e-CFR Navigation Aids


Simple Search

Advanced Search

 — Boolean

 — Proximity


Search History

Search Tips


Latest Updates

User Info


Agency List

Incorporation By Reference

eCFR logo

Related Resources

Electronic Code of Federal Regulations

We invite you to try out our new beta eCFR site at https://ecfr.federalregister.gov. We have made big changes to make the eCFR easier to use. Be sure to leave feedback using the Help button on the bottom right of each page!

e-CFR data is current as of September 22, 2020

Title 16Chapter IISubchapter BPart 1101 → Subpart A

Title 16: Commercial Practices

Subpart A—Background

§1101.1   General background.
§1101.2.   Scope.

return arrow Back to Top

§1101.1   General background.

(a) Basic purpose. This rule sets forth the Consumer Product Safety Commission's policy and procedure under sections 6(b)(1)-(5) of the Consumer Product Safety Act (CPSA) (15 U.S.C. 2055(b)(1)-(5)) which relate to public disclosure of information from which the identity of a manufacturer or private labeler of a product can be readily ascertained. In addition, these rules provide for retraction of inaccurate or misleading information the Commission has disclosed that reflects adversely on the safety of a consumer product or class of products or on the practices of any manufacturer, private labeler, distributor or retailer of consumer products as required by section 6(b)(7) of the CPSA (15 U.S.C. 2055(b)(7)).

(b) Statutory requirements. Section 6(b) establishes procedures that the Commission must follow when it releases certain firm specific information to the public and when it retracts certain information it has released.

(1) Generally, section 6(b)(1) requires the Commission to provide manufacturers or private labelers with advance notice and opportunity to comment on information the Commission proposes to release, if the public can readily ascertain the identity of the firm from the information. Section 6(b)(1) also requires the Commission to take reasonable steps to assure that the information is accurate and that disclosure is fair in the circumstances and reasonably related to effectuating the purposes of the Acts administered by the Commission.

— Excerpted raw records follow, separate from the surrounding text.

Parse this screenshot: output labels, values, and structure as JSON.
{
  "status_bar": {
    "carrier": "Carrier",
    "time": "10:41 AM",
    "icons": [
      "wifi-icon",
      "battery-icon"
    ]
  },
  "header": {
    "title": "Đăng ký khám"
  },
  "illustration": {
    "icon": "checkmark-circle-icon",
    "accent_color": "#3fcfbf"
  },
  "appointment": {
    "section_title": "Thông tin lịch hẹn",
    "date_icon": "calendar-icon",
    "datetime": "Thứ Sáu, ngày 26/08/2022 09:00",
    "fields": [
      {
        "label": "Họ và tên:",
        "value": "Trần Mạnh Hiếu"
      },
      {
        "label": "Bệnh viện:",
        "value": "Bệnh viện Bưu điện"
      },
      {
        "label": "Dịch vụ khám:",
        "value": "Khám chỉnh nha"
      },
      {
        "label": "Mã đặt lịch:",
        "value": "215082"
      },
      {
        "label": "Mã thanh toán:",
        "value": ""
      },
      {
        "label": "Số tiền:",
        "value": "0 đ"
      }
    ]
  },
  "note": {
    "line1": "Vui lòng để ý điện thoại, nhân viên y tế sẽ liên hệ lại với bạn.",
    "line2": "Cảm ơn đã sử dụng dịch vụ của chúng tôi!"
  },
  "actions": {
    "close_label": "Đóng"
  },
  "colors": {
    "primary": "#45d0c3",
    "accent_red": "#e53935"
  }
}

Disclosure of information may not occur in fewer than 15 days after notice to the manufacturer or private labeler unless the Commission publishes a finding that the public health and safety requires a lesser period of notice. Exceptions to these requirements are established in section 6(b)(4). Additional limitations on the disclosure of information reported to the Commission under section 15(b) of the CPSA are established in section 6(b)(5).

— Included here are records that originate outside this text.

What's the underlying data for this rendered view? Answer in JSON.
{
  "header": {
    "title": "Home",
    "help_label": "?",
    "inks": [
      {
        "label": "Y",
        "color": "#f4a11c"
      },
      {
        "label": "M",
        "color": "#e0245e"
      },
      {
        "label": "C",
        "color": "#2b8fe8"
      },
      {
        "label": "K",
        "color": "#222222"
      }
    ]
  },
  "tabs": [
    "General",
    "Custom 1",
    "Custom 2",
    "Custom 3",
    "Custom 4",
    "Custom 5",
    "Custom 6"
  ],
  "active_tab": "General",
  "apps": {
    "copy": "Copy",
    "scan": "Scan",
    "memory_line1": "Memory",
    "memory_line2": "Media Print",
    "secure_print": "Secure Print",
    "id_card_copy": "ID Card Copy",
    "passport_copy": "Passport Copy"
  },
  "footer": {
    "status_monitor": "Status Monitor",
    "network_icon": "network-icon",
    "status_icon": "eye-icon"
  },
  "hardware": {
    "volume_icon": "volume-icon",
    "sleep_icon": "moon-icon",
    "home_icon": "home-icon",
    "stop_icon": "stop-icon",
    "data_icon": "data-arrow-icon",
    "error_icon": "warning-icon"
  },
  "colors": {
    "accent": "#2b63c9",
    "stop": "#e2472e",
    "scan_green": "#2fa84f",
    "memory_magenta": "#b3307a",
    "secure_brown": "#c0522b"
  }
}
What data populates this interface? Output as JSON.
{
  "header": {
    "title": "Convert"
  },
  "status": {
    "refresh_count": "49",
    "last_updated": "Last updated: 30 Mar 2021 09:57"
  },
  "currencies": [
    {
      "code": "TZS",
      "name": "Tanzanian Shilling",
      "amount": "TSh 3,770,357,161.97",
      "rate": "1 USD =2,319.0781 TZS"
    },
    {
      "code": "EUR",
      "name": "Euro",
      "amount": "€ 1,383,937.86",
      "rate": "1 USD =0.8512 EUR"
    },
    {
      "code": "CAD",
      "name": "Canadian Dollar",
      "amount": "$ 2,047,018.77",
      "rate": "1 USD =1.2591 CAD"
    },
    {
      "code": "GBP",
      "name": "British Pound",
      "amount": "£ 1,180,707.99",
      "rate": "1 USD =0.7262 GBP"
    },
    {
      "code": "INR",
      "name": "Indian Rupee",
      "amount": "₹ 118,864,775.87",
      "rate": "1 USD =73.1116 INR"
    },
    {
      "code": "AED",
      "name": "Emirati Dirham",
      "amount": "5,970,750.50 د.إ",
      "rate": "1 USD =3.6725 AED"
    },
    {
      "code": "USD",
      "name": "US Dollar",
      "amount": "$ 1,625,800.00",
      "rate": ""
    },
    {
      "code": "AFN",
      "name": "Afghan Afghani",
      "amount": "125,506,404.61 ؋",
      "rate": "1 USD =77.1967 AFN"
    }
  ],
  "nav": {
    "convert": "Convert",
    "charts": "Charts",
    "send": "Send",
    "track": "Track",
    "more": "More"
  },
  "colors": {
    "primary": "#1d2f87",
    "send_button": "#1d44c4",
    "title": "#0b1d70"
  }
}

(2) Section 6(b)(2) requires the Commission to provide further notice to manufacturers or private labelers where the Commission proposes to disclose product-specific information the firms have claimed to be inaccurate.

(3) Section 6(b)(3) authorizes manufacturers and private labelers to bring lawsuits against the Commission to prevent disclosure of product-specific information after the firms have received the notice specified.

(c) Internal clearance procedures. Section 6(b)(6) requires the Commission to establish internal clearance procedures for Commission initiated disclosures of information that reflect on the safety of a consumer product or class of products, even if the information is not product specific. This rule does not address section 6(b)(6) because the Commission has internal clearance procedures in its directives system. (Directive 1450.2 “Clearance Procedures for Commission Staff to Use in Providing Information to the Public.” April 27, 1983.

[48 FR 57430, Dec. 29, 1983, as amended at 73 FR 72334, Nov. 28, 2008]

return arrow Back to Top

§1101.2.   Scope.

Section 6(b) and these rules apply to information concerning products subject to the CPSA (15 U.S.C. 2051-2085), and to the four other acts the Commission administers (transferred acts). These transferred acts are the Flammable Fabrics Act, 15 U.S.C. 1191-1204 (FFA); the Poison Prevention Packaging Act of 1970, 15 U.S.C. 1471-1476 (PPPA); the Federal Hazardous Substances Act, 15 U.S.C. 1261-1276 (FHSA); and the Refrigerator Safety Act, 15 U.S.C. 1211-1214 (RSA). These provisions are now applicable to the Virginia Graeme Baker Pool and Spa Safety Act, 15 U.S.C. 8003(a); and the Children's Gasoline Burn Prevention Act §2(a), Public Law 110-278, 122 Stat. 2602 (July 17, 2008).

[73 FR 72334, Nov. 28, 2008]

return arrow Back to Top

Need assistance?